BEGIN

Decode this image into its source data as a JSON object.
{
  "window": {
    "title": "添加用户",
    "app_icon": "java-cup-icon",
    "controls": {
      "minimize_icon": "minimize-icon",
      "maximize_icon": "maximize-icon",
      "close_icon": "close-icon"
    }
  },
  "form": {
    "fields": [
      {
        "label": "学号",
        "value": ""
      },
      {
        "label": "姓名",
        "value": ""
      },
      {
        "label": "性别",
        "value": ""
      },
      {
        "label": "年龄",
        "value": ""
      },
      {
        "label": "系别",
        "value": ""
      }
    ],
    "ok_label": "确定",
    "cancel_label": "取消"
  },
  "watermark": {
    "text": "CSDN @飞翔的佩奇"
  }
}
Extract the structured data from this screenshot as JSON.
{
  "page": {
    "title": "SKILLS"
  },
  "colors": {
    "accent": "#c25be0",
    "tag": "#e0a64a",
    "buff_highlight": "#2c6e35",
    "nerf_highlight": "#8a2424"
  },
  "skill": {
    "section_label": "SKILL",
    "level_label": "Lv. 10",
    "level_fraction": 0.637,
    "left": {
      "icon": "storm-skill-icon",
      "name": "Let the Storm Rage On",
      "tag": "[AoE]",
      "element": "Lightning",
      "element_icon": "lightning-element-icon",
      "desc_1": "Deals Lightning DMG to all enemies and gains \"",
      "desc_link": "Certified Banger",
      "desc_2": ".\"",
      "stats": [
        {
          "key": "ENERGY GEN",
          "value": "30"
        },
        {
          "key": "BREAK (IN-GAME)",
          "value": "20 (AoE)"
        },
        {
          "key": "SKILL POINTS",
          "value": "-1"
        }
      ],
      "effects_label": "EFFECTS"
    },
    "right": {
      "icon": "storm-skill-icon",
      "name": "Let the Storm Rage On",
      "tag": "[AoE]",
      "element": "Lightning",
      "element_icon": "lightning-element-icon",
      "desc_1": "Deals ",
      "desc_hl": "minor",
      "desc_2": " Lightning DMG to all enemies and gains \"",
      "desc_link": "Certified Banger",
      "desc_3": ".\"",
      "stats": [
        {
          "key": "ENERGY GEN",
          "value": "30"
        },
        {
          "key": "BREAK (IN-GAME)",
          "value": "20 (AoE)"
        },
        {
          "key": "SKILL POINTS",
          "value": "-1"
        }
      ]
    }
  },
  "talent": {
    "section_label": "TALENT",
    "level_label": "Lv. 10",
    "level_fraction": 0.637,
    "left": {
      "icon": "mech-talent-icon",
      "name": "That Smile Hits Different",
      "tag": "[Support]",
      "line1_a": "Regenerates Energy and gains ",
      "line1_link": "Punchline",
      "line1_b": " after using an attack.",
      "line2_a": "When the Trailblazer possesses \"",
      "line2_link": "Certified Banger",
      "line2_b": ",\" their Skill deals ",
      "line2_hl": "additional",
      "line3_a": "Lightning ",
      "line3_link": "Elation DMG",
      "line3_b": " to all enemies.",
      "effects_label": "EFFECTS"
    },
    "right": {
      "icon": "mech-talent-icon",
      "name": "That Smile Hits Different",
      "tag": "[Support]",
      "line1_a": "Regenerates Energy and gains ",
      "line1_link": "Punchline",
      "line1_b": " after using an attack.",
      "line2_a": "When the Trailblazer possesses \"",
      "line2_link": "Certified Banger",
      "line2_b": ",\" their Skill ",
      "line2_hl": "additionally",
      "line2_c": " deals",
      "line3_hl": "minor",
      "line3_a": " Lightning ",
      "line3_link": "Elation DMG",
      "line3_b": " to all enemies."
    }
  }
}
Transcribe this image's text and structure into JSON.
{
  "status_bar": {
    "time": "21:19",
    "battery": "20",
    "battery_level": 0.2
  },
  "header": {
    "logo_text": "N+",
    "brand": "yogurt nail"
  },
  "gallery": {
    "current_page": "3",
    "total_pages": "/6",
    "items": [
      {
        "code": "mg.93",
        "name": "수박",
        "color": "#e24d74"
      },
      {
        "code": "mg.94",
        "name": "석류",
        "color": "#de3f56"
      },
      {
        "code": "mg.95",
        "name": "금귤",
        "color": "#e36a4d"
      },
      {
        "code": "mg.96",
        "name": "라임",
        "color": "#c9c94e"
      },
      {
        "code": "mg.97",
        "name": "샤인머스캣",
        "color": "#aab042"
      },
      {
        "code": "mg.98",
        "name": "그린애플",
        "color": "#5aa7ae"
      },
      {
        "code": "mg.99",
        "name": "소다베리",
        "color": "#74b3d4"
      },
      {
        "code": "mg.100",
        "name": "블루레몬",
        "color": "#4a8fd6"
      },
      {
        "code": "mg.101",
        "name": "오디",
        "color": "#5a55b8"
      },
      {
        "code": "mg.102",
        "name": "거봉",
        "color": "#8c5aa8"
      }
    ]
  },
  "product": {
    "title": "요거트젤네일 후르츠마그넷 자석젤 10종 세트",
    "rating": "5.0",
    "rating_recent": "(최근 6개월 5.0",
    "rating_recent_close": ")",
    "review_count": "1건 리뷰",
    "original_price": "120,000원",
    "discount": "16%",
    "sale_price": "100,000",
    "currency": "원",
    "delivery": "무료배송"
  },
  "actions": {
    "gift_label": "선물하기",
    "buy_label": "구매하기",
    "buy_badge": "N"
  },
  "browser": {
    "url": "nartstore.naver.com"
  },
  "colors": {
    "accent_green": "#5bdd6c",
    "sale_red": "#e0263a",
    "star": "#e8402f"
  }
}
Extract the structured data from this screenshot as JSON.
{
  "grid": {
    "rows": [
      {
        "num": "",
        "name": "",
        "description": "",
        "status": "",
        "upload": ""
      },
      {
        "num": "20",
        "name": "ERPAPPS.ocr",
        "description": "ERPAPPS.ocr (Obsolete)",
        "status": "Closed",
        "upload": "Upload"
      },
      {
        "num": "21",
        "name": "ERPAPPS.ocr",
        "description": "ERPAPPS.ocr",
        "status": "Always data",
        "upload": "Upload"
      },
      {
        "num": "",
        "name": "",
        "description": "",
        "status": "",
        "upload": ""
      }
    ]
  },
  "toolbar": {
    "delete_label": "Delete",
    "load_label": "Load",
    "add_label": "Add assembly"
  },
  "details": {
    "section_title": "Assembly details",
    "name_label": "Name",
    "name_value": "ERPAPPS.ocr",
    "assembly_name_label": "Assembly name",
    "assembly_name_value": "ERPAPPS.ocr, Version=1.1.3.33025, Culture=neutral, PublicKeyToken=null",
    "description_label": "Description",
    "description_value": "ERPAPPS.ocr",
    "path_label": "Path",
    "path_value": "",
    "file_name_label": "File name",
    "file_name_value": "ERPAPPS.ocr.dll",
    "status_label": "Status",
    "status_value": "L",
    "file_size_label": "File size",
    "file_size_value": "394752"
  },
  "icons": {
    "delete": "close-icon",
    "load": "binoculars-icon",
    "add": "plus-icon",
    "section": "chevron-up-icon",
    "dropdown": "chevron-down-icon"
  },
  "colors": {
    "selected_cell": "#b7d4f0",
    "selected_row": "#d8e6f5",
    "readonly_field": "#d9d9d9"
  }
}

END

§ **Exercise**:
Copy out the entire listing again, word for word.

§ **Exercise output**:
Decode this image into its source data as a JSON object.
{
  "window": {
    "title": "添加用户",
    "app_icon": "java-cup-icon",
    "controls": {
      "minimize_icon": "minimize-icon",
      "maximize_icon": "maximize-icon",
      "close_icon": "close-icon"
    }
  },
  "form": {
    "fields": [
      {
        "label": "学号",
        "value": ""
      },
      {
        "label": "姓名",
        "value": ""
      },
      {
        "label": "性别",
        "value": ""
      },
      {
        "label": "年龄",
        "value": ""
      },
      {
        "label": "系别",
        "value": ""
      }
    ],
    "ok_label": "确定",
    "cancel_label": "取消"
  },
  "watermark": {
    "text": "CSDN @飞翔的佩奇"
  }
}
Extract the structured data from this screenshot as JSON.
{
  "page": {
    "title": "SKILLS"
  },
  "colors": {
    "accent": "#c25be0",
    "tag": "#e0a64a",
    "buff_highlight": "#2c6e35",
    "nerf_highlight": "#8a2424"
  },
  "skill": {
    "section_label": "SKILL",
    "level_label": "Lv. 10",
    "level_fraction": 0.637,
    "left": {
      "icon": "storm-skill-icon",
      "name": "Let the Storm Rage On",
      "tag": "[AoE]",
      "element": "Lightning",
      "element_icon": "lightning-element-icon",
      "desc_1": "Deals Lightning DMG to all enemies and gains \"",
      "desc_link": "Certified Banger",
      "desc_2": ".\"",
      "stats": [
        {
          "key": "ENERGY GEN",
          "value": "30"
        },
        {
          "key": "BREAK (IN-GAME)",
          "value": "20 (AoE)"
        },
        {
          "key": "SKILL POINTS",
          "value": "-1"
        }
      ],
      "effects_label": "EFFECTS"
    },
    "right": {
      "icon": "storm-skill-icon",
      "name": "Let the Storm Rage On",
      "tag": "[AoE]",
      "element": "Lightning",
      "element_icon": "lightning-element-icon",
      "desc_1": "Deals ",
      "desc_hl": "minor",
      "desc_2": " Lightning DMG to all enemies and gains \"",
      "desc_link": "Certified Banger",
      "desc_3": ".\"",
      "stats": [
        {
          "key": "ENERGY GEN",
          "value": "30"
        },
        {
          "key": "BREAK (IN-GAME)",
          "value": "20 (AoE)"
        },
        {
          "key": "SKILL POINTS",
          "value": "-1"
        }
      ]
    }
  },
  "talent": {
    "section_label": "TALENT",
    "level_label": "Lv. 10",
    "level_fraction": 0.637,
    "left": {
      "icon": "mech-talent-icon",
      "name": "That Smile Hits Different",
      "tag": "[Support]",
      "line1_a": "Regenerates Energy and gains ",
      "line1_link": "Punchline",
      "line1_b": " after using an attack.",
      "line2_a": "When the Trailblazer possesses \"",
      "line2_link": "Certified Banger",
      "line2_b": ",\" their Skill deals ",
      "line2_hl": "additional",
      "line3_a": "Lightning ",
      "line3_link": "Elation DMG",
      "line3_b": " to all enemies.",
      "effects_label": "EFFECTS"
    },
    "right": {
      "icon": "mech-talent-icon",
      "name": "That Smile Hits Different",
      "tag": "[Support]",
      "line1_a": "Regenerates Energy and gains ",
      "line1_link": "Punchline",
      "line1_b": " after using an attack.",
      "line2_a": "When the Trailblazer possesses \"",
      "line2_link": "Certified Banger",
      "line2_b": ",\" their Skill ",
      "line2_hl": "additionally",
      "line2_c": " deals",
      "line3_hl": "minor",
      "line3_a": " Lightning ",
      "line3_link": "Elation DMG",
      "line3_b": " to all enemies."
    }
  }
}
Transcribe this image's text and structure into JSON.
{
  "status_bar": {
    "time": "21:19",
    "battery": "20",
    "battery_level": 0.2
  },
  "header": {
    "logo_text": "N+",
    "brand": "yogurt nail"
  },
  "gallery": {
    "current_page": "3",
    "total_pages": "/6",
    "items": [
      {
        "code": "mg.93",
        "name": "수박",
        "color": "#e24d74"
      },
      {
        "code": "mg.94",
        "name": "석류",
        "color": "#de3f56"
      },
      {
        "code": "mg.95",
        "name": "금귤",
        "color": "#e36a4d"
      },
      {
        "code": "mg.96",
        "name": "라임",
        "color": "#c9c94e"
      },
      {
        "code": "mg.97",
        "name": "샤인머스캣",
        "color": "#aab042"
      },
      {
        "code": "mg.98",
        "name": "그린애플",
        "color": "#5aa7ae"
      },
      {
        "code": "mg.99",
        "name": "소다베리",
        "color": "#74b3d4"
      },
      {
        "code": "mg.100",
        "name": "블루레몬",
        "color": "#4a8fd6"
      },
      {
        "code": "mg.101",
        "name": "오디",
        "color": "#5a55b8"
      },
      {
        "code": "mg.102",
        "name": "거봉",
        "color": "#8c5aa8"
      }
    ]
  },
  "product": {
    "title": "요거트젤네일 후르츠마그넷 자석젤 10종 세트",
    "rating": "5.0",
    "rating_recent": "(최근 6개월 5.0",
    "rating_recent_close": ")",
    "review_count": "1건 리뷰",
    "original_price": "120,000원",
    "discount": "16%",
    "sale_price": "100,000",
    "currency": "원",
    "delivery": "무료배송"
  },
  "actions": {
    "gift_label": "선물하기",
    "buy_label": "구매하기",
    "buy_badge": "N"
  },
  "browser": {
    "url": "nartstore.naver.com"
  },
  "colors": {
    "accent_green": "#5bdd6c",
    "sale_red": "#e0263a",
    "star": "#e8402f"
  }
}
Extract the structured data from this screenshot as JSON.
{
  "grid": {
    "rows": [
      {
        "num": "",
        "name": "",
        "description": "",
        "status": "",
        "upload": ""
      },
      {
        "num": "20",
        "name": "ERPAPPS.ocr",
        "description": "ERPAPPS.ocr (Obsolete)",
        "status": "Closed",
        "upload": "Upload"
      },
      {
        "num": "21",
        "name": "ERPAPPS.ocr",
        "description": "ERPAPPS.ocr",
        "status": "Always data",
        "upload": "Upload"
      },
      {
        "num": "",
        "name": "",
        "description": "",
        "status": "",
        "upload": ""
      }
    ]
  },
  "toolbar": {
    "delete_label": "Delete",
    "load_label": "Load",
    "add_label": "Add assembly"
  },
  "details": {
    "section_title": "Assembly details",
    "name_label": "Name",
    "name_value": "ERPAPPS.ocr",
    "assembly_name_label": "Assembly name",
    "assembly_name_value": "ERPAPPS.ocr, Version=1.1.3.33025, Culture=neutral, PublicKeyToken=null",
    "description_label": "Description",
    "description_value": "ERPAPPS.ocr",
    "path_label": "Path",
    "path_value": "",
    "file_name_label": "File name",
    "file_name_value": "ERPAPPS.ocr.dll",
    "status_label": "Status",
    "status_value": "L",
    "file_size_label": "File size",
    "file_size_value": "394752"
  },
  "icons": {
    "delete": "close-icon",
    "load": "binoculars-icon",
    "add": "plus-icon",
    "section": "chevron-up-icon",
    "dropdown": "chevron-down-icon"
  },
  "colors": {
    "selected_cell": "#b7d4f0",
    "selected_row": "#d8e6f5",
    "readonly_field": "#d9d9d9"
  }
}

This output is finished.